The Central NotebooksEdit

From the very beginning right up to the present, this section has given Barcelona Metròpolis its specific character. The Central Notebooks deal in depth with interesting issues to do with what is going on in regard to culture and heritage in Barcelona.

Some of the Central Notebooks include the following titles (available in Catalan via the links indicated below):

First periodEdit

Second periodEdit

(Eking out a) Living in Barcelona
The Myth of Catalan Civil Society
Was That What We Wanted? On Tourists and Tourism
The University in the Face of the Crisis
The Gods of the City
Cities, energy and climate change
Reason and the City: the Cerdà Plan
The City of Fear
Football: the Perfect Metaphor of Our Time
The City and Anonymity

The MonographsEdit

During the magazine's first phase, seven monographs were published.
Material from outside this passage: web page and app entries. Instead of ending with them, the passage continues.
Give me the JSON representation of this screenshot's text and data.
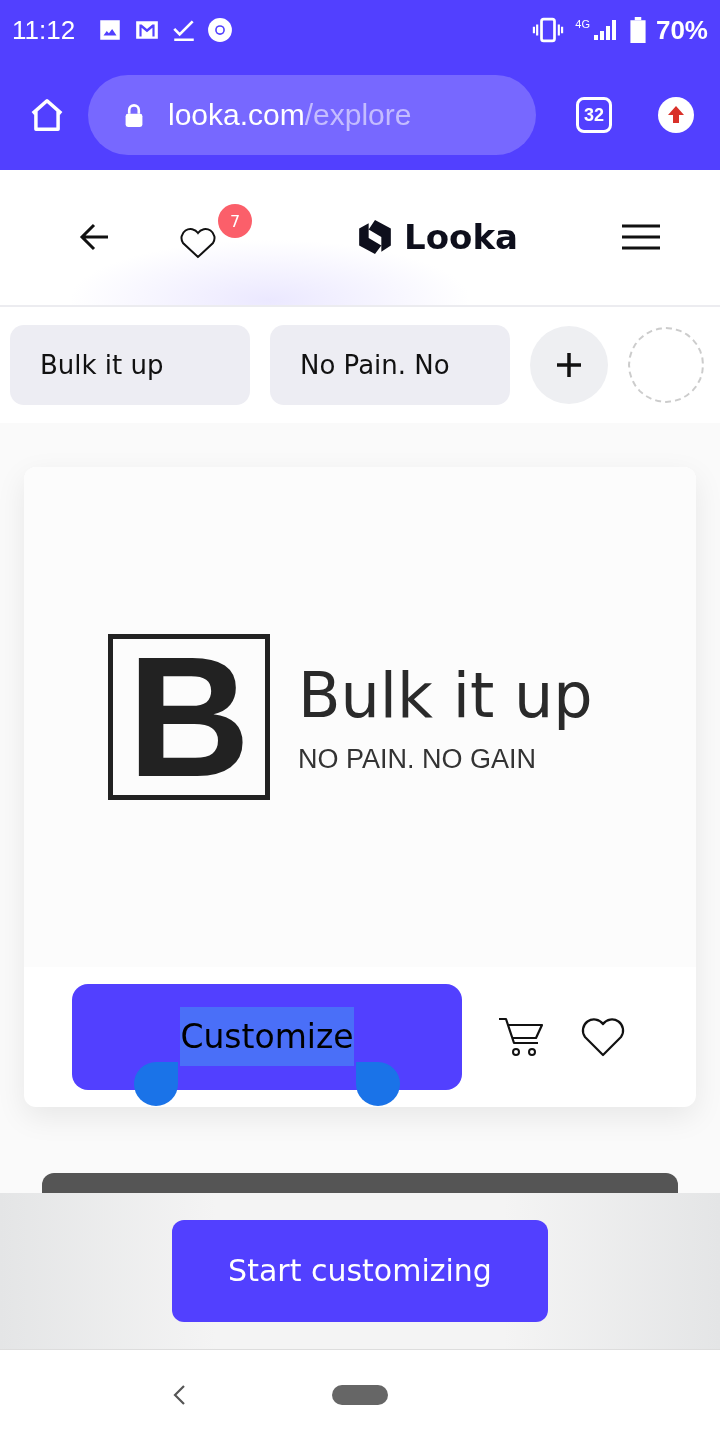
{
  "status_bar": {
    "time": "11:12",
    "network": "4G",
    "battery": "70%"
  },
  "browser": {
    "url_host": "looka.com",
    "url_path": "/explore",
    "tab_count": "32"
  },
  "header": {
    "favorites_badge": "7",
    "logo": "Looka"
  },
  "chips": [
    {
      "label": "Bulk it up"
    },
    {
      "label": "No Pain. No"
    }
  ],
  "card": {
    "logo_letter": "B",
    "name": "Bulk it up",
    "tagline": "NO PAIN. NO GAIN",
    "button": {
      "label": "Customize",
      "text_selected": true
    }
  },
  "cta": "Start customizing"
}
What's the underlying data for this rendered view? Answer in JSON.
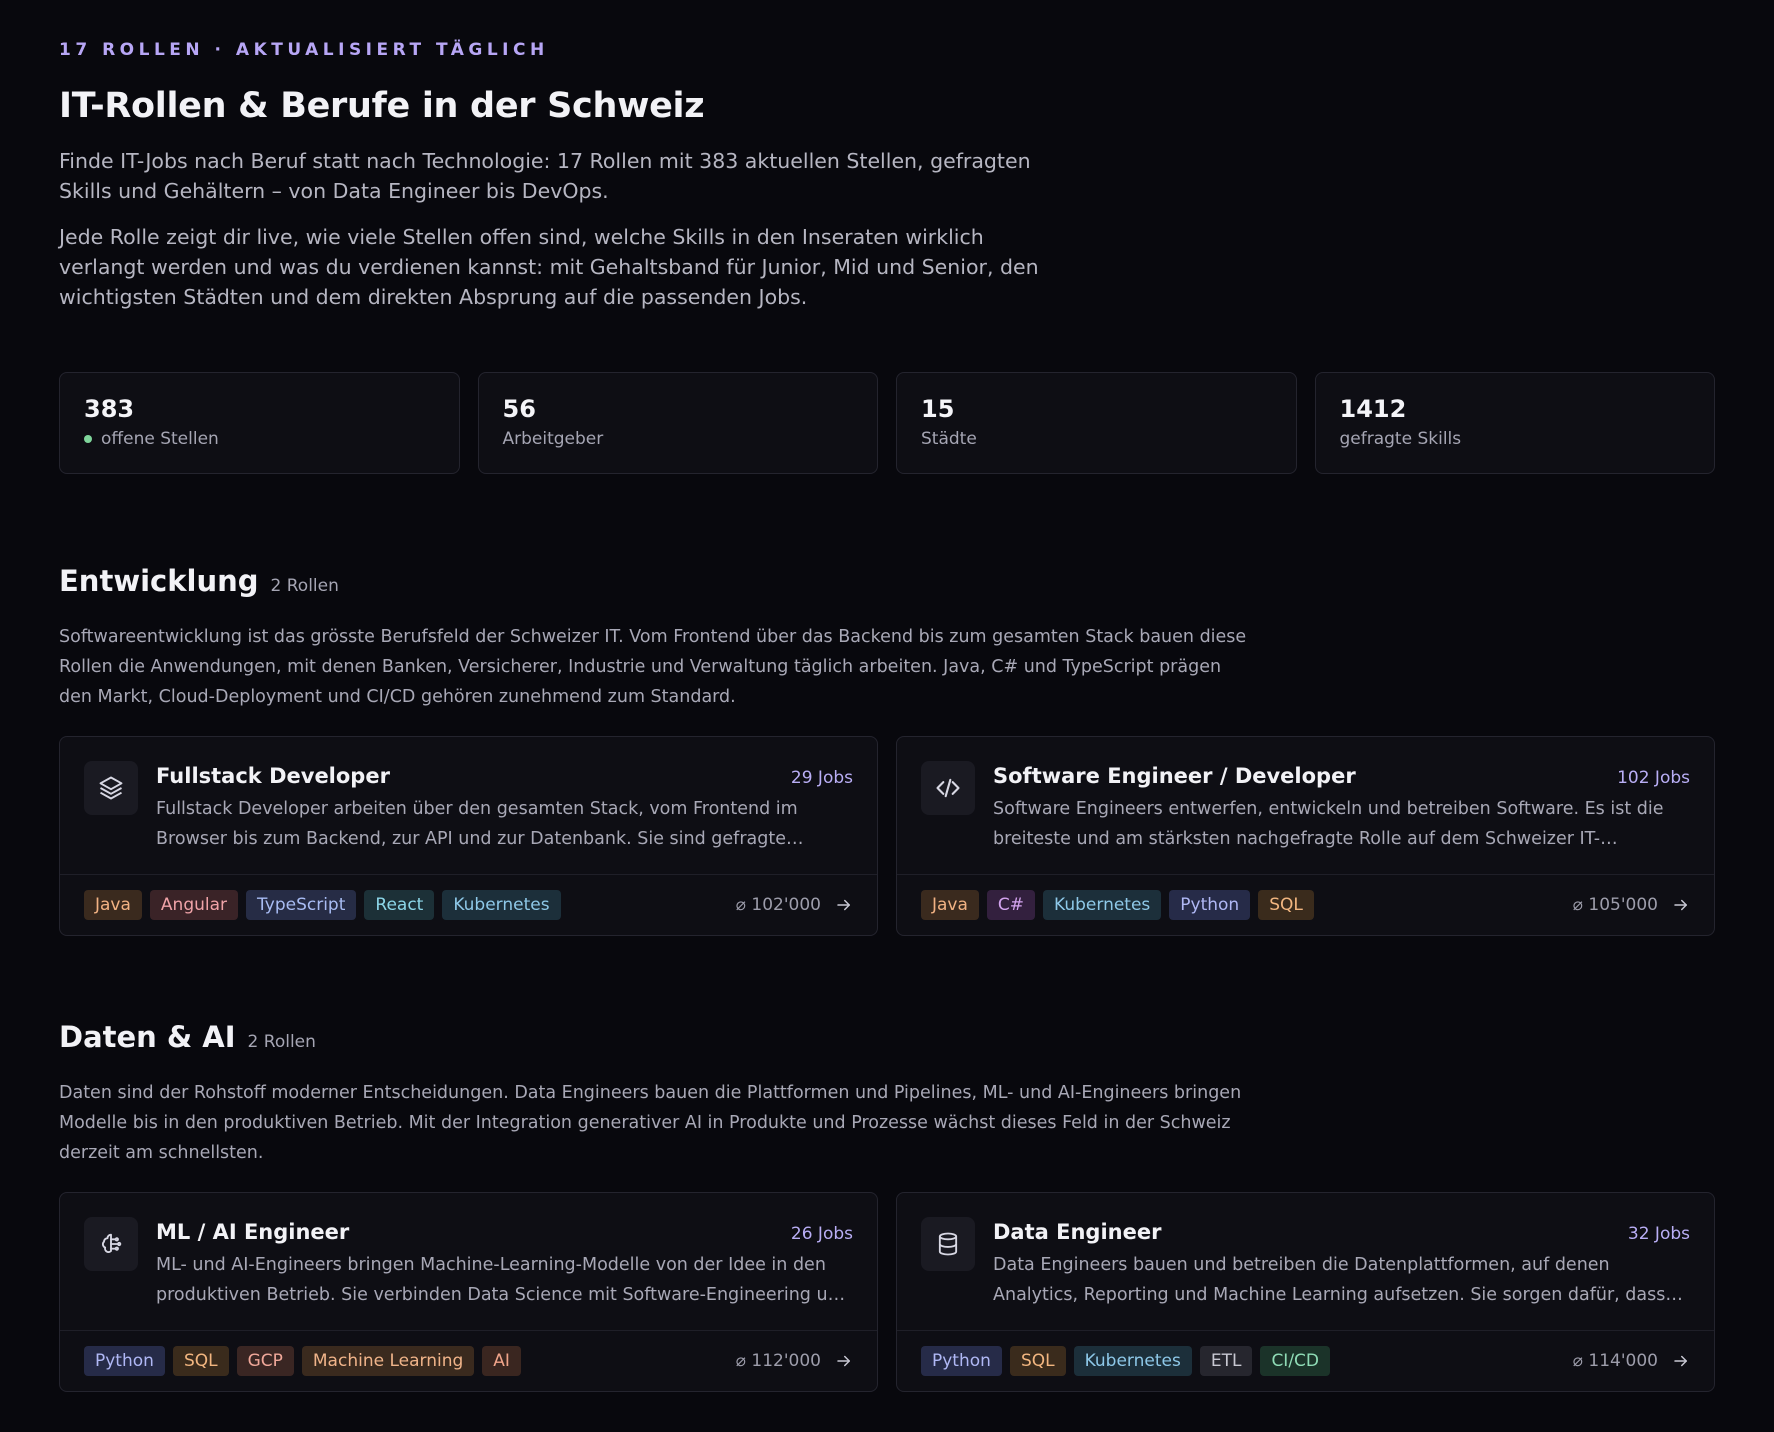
{
  "header": {
    "eyebrow": "17 ROLLEN · AKTUALISIERT TÄGLICH",
    "title": "IT-Rollen & Berufe in der Schweiz",
    "lead1": "Finde IT-Jobs nach Beruf statt nach Technologie: 17 Rollen mit 383 aktuellen Stellen, gefragten Skills und Gehältern – von Data Engineer bis DevOps.",
    "lead2": "Jede Rolle zeigt dir live, wie viele Stellen offen sind, welche Skills in den Inseraten wirklich verlangt werden und was du verdienen kannst: mit Gehaltsband für Junior, Mid und Senior, den wichtigsten Städten und dem direkten Absprung auf die passenden Jobs."
  },
  "stats": [
    {
      "value": "383",
      "label": "offene Stellen"
    },
    {
      "value": "56",
      "label": "Arbeitgeber"
    },
    {
      "value": "15",
      "label": "Städte"
    },
    {
      "value": "1412",
      "label": "gefragte Skills"
    }
  ],
  "sections": [
    {
      "title": "Entwicklung",
      "count": "2 Rollen",
      "desc": "Softwareentwicklung ist das grösste Berufsfeld der Schweizer IT. Vom Frontend über das Backend bis zum gesamten Stack bauen diese Rollen die Anwendungen, mit denen Banken, Versicherer, Industrie und Verwaltung täglich arbeiten. Java, C# und TypeScript prägen den Markt, Cloud-Deployment und CI/CD gehören zunehmend zum Standard.",
      "cards": [
        {
          "icon": "layers-icon",
          "title": "Fullstack Developer",
          "jobs": "29 Jobs",
          "desc": "Fullstack Developer arbeiten über den gesamten Stack, vom Frontend im Browser bis zum Backend, zur API und zur Datenbank. Sie sind gefragte Generalisten in Schweizer Unternehmen.",
          "tags": [
            "Java",
            "Angular",
            "TypeScript",
            "React",
            "Kubernetes"
          ],
          "salary": "⌀ 102'000"
        },
        {
          "icon": "code-icon",
          "title": "Software Engineer / Developer",
          "jobs": "102 Jobs",
          "desc": "Software Engineers entwerfen, entwickeln und betreiben Software. Es ist die breiteste und am stärksten nachgefragte Rolle auf dem Schweizer IT-Arbeitsmarkt und deckt viele Bereiche ab.",
          "tags": [
            "Java",
            "C#",
            "Kubernetes",
            "Python",
            "SQL"
          ],
          "salary": "⌀ 105'000"
        }
      ]
    },
    {
      "title": "Daten & AI",
      "count": "2 Rollen",
      "desc": "Daten sind der Rohstoff moderner Entscheidungen. Data Engineers bauen die Plattformen und Pipelines, ML- und AI-Engineers bringen Modelle bis in den produktiven Betrieb. Mit der Integration generativer AI in Produkte und Prozesse wächst dieses Feld in der Schweiz derzeit am schnellsten.",
      "cards": [
        {
          "icon": "brain-icon",
          "title": "ML / AI Engineer",
          "jobs": "26 Jobs",
          "desc": "ML- und AI-Engineers bringen Machine-Learning-Modelle von der Idee in den produktiven Betrieb. Sie verbinden Data Science mit Software-Engineering und sorgen dafür, dass Modelle zuverlässig laufen.",
          "tags": [
            "Python",
            "SQL",
            "GCP",
            "Machine Learning",
            "AI"
          ],
          "salary": "⌀ 112'000"
        },
        {
          "icon": "database-icon",
          "title": "Data Engineer",
          "jobs": "32 Jobs",
          "desc": "Data Engineers bauen und betreiben die Datenplattformen, auf denen Analytics, Reporting und Machine Learning aufsetzen. Sie sorgen dafür, dass Daten in Schweizer Unternehmen verfügbar sind.",
          "tags": [
            "Python",
            "SQL",
            "Kubernetes",
            "ETL",
            "CI/CD"
          ],
          "salary": "⌀ 114'000"
        }
      ]
    }
  ]
}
These can be consulted in the magazine's archives:

The Knowledge City
Present and Future of Metropolitan Transport
Designing Barcelona
The Forum: Thinking the 21st Century
The Barcelona Metropolitan Strategic Plan
Public Spiritedness: the Keys to Living Together
Barcelona and Books. The Books of Barcelona

Some contributorsEdit

Vicenç Altaió, Josep Bigordà, Oriol Bohigas, Manuel J. Borja-Villel, Àlex Broch, Pere Calders, Francesc Candel, Maria Aurèlia Capmany, Victòria Cirlot, Jordi Coca, Joan de Déu Domènech, Núria Escur, Agustí Fancelli Pardo, Ramon Folch i Guillèn, Francesc Fontbona, Albert García Espuche, Rosario Fontova, Mario Gas, Marta Gili, Daniel Giralt-Miracle, Jordi Llovet, Rosa Maria Malet, Josep Martí Gómez, Josep Maria Huertas Claveria, Llàtzer Moix, Josep Maria Montaner, Sergi Pàmies, Lluís Permanyer, Josep Ramoneda, Sempronio, Ignasi de Solà-Morales, Josep Maria Valverde, Manuel Vázquez Montalbán, among others.

See alsoEdit


  1. Revistas Españolas de Ciencias Sociales y Humanas RESH
  2. Difusión y Calidad Editorial de las Revistas Españolas de Humanidades y Ciencias Sociales y Jurídicas DICE

Advisory committee (Second period)Edit

Marc Augé, Ulrich Beck, Seyla Benhabib, Jordi Borja, Massimo Cacciari, Victoria Camps, Horacio Capel, Manuel Castells, Paolo Flores d'Arcais, Nancy Fraser, Néstor García Canclini, Salvador Giner, Ernesto Laclau, Carlos Monsiváis, Sami Nair, Josep Ramoneda, Beatriz Sarlo, Fernando Vallespín.

External linksEdit